Instead, come back at them with a big smile (even if it’s toothless) and something along the lines of “Yes sirree, Bob, it surely is a raht fahn day! Sun is shinin’, not a cloud in the sky, birds are singin’, crickets are chirpin’, and not a terrorist in sight. Too bad I’m gonna be dead pretty soon.” Come to think of it, you might omit that last line. They might say, “Good! You’re a real scream, Grandpa.”
Which brings me to the problem of how to respond when people ask, “How are you?” This is a common greeting, but a thoughtless one. Nobody wants to know how you are. They just want you to assure them that everything is hunky-dory. What you need to say is “Doin’ fine, no complaints, thanks.” And you might emphasize the point by bursting into song. I recommend the song “Zippadee doo-dah,” from one of the old Walt Disney movies.
By no means should you respond negatively to this greeting, as in the following imaginary dialogue:
Passing acquaintance: “How ya doin’, Grandpa?”
You (snarling): “I ain’t your grandpa, and I’m feelin’ like hell. Blood pressure is up, cholesterol is up, and I can’t find my colostomy bag. Got a heart murmur that won’t quit, got asthma and diabetes, gout, spondylosis, warts, aches and pains all over, I need a knee replacement, I can feel Alzheimer’s comin’ on, and I’m about to have an attack of diarrhea. Any other questions?”
Passing acquaintance: “No, sir. You have a nice day now.”
You (thumping your cane on the ground for emphasis): “Bah! Humbug!”
You see? Such frankness will endear you to nobody, especially if you have that attack of diarrhea on the spot!
William Page has been associated with the Ramakrishna Vedanta Society of Massachusetts since 1960 and is a member of the Ramakrishna Vedanta Association of Thailand. He is also a certified curmudgeon. He can be reached (if you dare) at email@example.com.
The likely reason you’re not sure if there are grumpy old women is because WE’RE INVISIBLE! Now that I’ve established my Grumpy Old Woman bona fides, on with the rant:
For the past year or so, the American public has been subjected to the mindless repetition of the unexamined mantra “Trump is 70. He can never change.” Don’t get me wrong, I think Trump is vile, (as well as evil, a veil, unfortunately live on TV, but not a Levi). Actually, I think he may be a demon, if there is such a thing. But this is about being psychologically and spiritually paralyzed at 70. As Bill eloquently lays out, facing old age and death demands extreme flexibility and dynamism, a dynamism that the young take for granted but somehow assume has been stripped from the old.

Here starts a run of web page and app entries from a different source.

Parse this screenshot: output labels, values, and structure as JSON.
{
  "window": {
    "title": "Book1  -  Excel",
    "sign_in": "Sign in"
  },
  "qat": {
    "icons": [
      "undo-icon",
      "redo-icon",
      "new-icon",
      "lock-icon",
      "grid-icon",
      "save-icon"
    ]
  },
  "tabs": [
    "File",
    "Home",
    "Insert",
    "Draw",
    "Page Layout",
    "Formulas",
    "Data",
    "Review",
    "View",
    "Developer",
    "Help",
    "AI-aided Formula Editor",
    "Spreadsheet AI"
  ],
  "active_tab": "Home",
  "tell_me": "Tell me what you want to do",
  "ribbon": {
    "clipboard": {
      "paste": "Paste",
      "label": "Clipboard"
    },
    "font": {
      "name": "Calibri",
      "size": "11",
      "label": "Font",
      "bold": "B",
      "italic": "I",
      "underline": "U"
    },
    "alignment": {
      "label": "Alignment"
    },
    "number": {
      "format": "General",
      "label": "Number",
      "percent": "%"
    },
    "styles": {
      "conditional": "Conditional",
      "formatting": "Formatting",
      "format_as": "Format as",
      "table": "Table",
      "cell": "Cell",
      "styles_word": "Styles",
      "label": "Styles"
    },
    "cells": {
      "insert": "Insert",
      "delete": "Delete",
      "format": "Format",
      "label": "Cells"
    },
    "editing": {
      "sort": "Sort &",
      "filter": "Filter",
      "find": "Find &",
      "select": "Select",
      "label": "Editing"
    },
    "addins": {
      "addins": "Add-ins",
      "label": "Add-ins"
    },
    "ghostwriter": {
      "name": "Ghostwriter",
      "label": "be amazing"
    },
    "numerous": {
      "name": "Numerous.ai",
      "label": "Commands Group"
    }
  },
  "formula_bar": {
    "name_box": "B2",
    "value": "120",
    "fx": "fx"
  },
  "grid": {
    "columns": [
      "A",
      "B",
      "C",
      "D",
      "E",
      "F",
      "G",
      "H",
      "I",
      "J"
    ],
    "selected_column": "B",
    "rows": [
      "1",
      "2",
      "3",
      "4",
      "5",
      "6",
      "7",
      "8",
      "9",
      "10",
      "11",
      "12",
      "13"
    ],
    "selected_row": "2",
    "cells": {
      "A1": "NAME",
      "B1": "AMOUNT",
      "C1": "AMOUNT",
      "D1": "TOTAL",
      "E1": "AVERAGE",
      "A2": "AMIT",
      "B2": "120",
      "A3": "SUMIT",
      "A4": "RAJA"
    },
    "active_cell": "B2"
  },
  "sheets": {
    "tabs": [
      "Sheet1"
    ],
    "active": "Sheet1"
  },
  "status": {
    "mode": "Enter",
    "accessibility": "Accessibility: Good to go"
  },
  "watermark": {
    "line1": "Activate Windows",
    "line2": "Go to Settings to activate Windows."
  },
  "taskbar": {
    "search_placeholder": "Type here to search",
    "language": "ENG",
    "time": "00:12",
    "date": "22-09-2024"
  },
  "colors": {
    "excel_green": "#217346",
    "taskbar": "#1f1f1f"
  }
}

Aging is an adjustment that shakes us to our literal foundation as our choices collapse with accelerating velocity; it requires renunciation (the fourth stage of life) and true heroism to succeed. We either deliberately, in full consciousness, make the change or rot in place. A perfect illustration of a symptom of that rot is Donald Trump’s hairdo.

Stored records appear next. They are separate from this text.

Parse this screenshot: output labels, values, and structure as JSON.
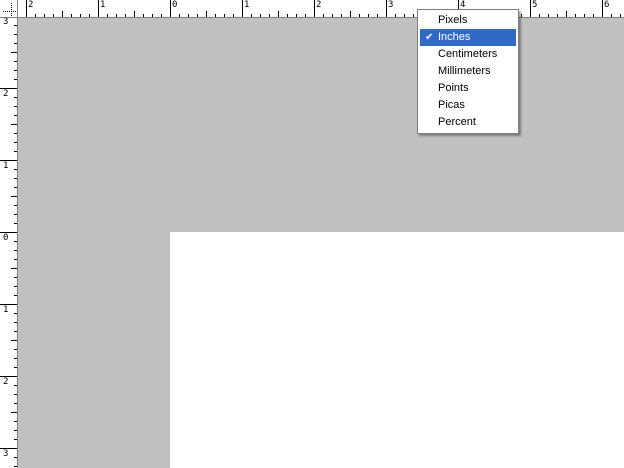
{
  "ruler": {
    "unit": "Inches",
    "top_labels": [
      "2",
      "1",
      "0",
      "1",
      "2",
      "3",
      "4",
      "5",
      "6"
    ],
    "left_labels": [
      "3",
      "2",
      "1",
      "0",
      "1",
      "2",
      "3"
    ]
  },
  "unit_menu": {
    "items": [
      {
        "label": "Pixels",
        "checked": false
      },
      {
        "label": "Inches",
        "checked": true
      },
      {
        "label": "Centimeters",
        "checked": false
      },
      {
        "label": "Millimeters",
        "checked": false
      },
      {
        "label": "Points",
        "checked": false
      },
      {
        "label": "Picas",
        "checked": false
      },
      {
        "label": "Percent",
        "checked": false
      }
    ],
    "check_glyph": "✔"
  },
  "colors": {
    "pasteboard": "#c0c0c0",
    "page": "#ffffff",
    "selection": "#316ac5"
  }
}
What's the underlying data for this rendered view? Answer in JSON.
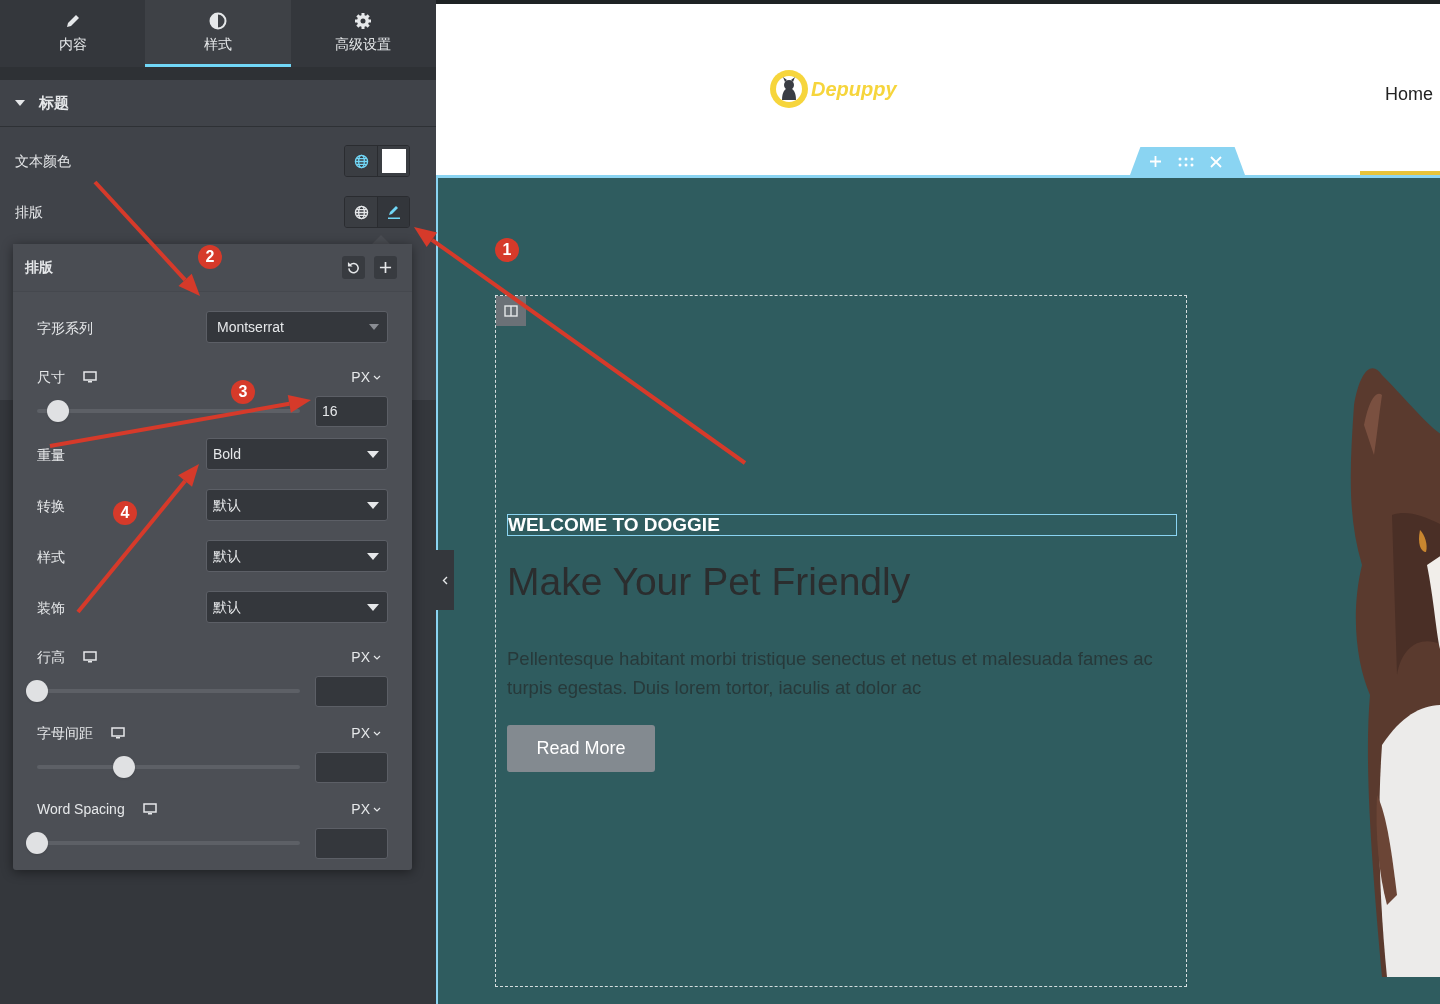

My beloved Vedanta has addressed old age and self-renewal. There’s a paradigm-challenging image from Shakara’s Dakshina-murti-Stotram : “It is indeed a strange picture to behold; At the base of a Banyan Tree are seated old Disciples (i.e. aged Disciples) in front of a Young Guru.” The conventional image of the Guru-Disciple relationship is a wise old man surrounded by young students; but here Shankara creates an image of young guru with decrepit disciples. In digging into the significance of the image, many commentators have pointed out the interpretation that the disciple is aged because he/she carries the cumbersome conditioning past while the illumined guru is eternally young in spirit because he/she is free. As Swami Sarvadevananda expressed it: “Brahman is beyond all duality and time (age of a person) cannot reach there; therefore, ever youthful. He who carries this Brahman in his awareness is ever young.”